    Christmas cocktails to make you merry: From eggnog to Brown Betty and Rum Bumpo

    Christmas cocktails to make you merry

    Mulled wine is an essential seasonal treat. But now drinkers are rediscovering other traditional festive tipples. Angela Clutton raises a glass to Christmas cocktails
    5 best activity trackers

    Fitness technology: 5 best activity trackers

    Up the ante in your regimen and change the habits of a lifetime with this wearable tech
    Paul Scholes column: It's a little-known fact, but I have played one of the seven dwarves

    Paul Scholes column

    It's a little-known fact, but I have played one of the seven dwarves
    Fifa's travelling circus once again steals limelight from real stars

    Fifa's travelling circus once again steals limelight from real stars

    Club World Cup kicked into the long grass by the continued farce surrounding Blatter, Garcia, Russia and Qatar
    Frank Warren column: 2014 – boxing is back and winning new fans

    Frank Warren: Boxing is back and winning new fans

    2014 proves it's now one of sport's biggest hitters again
    Jeb Bush vs Hillary Clinton: The power dynamics of the two first families

    Jeb Bush vs Hillary Clinton

    Karen Tumulty explores the power dynamics of the two first families
    Stockholm is rivalling Silicon Valley with a hotbed of technology start-ups

    Stockholm is rivalling Silicon Valley

    The Swedish capital is home to two of the most popular video games in the world, as well as thousands of technology start-ups worth hundreds of millions of pounds – and it's all happened since 2009
    Did Japanese workers really get their symbols mixed up and display Santa on a crucifix?

    Crucified Santa: Urban myth refuses to die
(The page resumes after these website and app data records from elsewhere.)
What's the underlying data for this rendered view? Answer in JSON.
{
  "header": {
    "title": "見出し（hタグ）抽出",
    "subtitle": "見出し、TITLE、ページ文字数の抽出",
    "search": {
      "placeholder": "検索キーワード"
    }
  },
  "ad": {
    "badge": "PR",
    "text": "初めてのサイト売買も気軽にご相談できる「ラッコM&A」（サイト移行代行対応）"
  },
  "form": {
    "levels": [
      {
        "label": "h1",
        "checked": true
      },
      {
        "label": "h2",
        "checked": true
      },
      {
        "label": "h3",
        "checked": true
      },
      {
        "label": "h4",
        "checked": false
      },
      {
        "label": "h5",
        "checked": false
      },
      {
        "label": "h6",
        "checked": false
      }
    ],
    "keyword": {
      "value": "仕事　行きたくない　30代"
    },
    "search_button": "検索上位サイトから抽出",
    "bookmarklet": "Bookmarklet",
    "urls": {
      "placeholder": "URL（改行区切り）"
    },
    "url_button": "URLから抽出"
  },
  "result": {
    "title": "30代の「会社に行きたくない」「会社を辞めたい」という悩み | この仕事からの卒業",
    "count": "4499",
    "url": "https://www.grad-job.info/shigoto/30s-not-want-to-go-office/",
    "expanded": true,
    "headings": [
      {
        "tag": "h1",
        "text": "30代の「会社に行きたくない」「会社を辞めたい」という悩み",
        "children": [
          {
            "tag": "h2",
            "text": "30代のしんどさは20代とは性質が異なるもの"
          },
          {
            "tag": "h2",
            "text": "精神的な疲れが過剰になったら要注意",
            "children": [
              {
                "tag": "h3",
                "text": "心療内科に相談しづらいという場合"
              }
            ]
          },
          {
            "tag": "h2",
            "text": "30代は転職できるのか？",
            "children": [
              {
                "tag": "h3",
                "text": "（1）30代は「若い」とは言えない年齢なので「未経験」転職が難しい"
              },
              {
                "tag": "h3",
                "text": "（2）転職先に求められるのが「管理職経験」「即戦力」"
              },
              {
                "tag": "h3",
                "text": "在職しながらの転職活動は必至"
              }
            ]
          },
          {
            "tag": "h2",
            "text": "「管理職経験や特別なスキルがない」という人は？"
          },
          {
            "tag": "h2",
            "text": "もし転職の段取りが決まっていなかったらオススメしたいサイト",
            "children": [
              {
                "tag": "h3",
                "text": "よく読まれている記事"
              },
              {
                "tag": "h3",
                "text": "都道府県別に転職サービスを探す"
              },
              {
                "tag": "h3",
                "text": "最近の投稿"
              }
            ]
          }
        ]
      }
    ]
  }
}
    The story goes that Japanese store workers created a life-size effigy of a smiling "Father Kurisumasu" attached to a facsimile of Our Lord's final instrument of torture
    Jennifer Saunders and Kate Moss join David Walliams on set for TV adaptation of The Boy in the Dress

    The Boy in the Dress: On set with the stars

    Walliams' story about a boy who goes to school in a dress will be shown this Christmas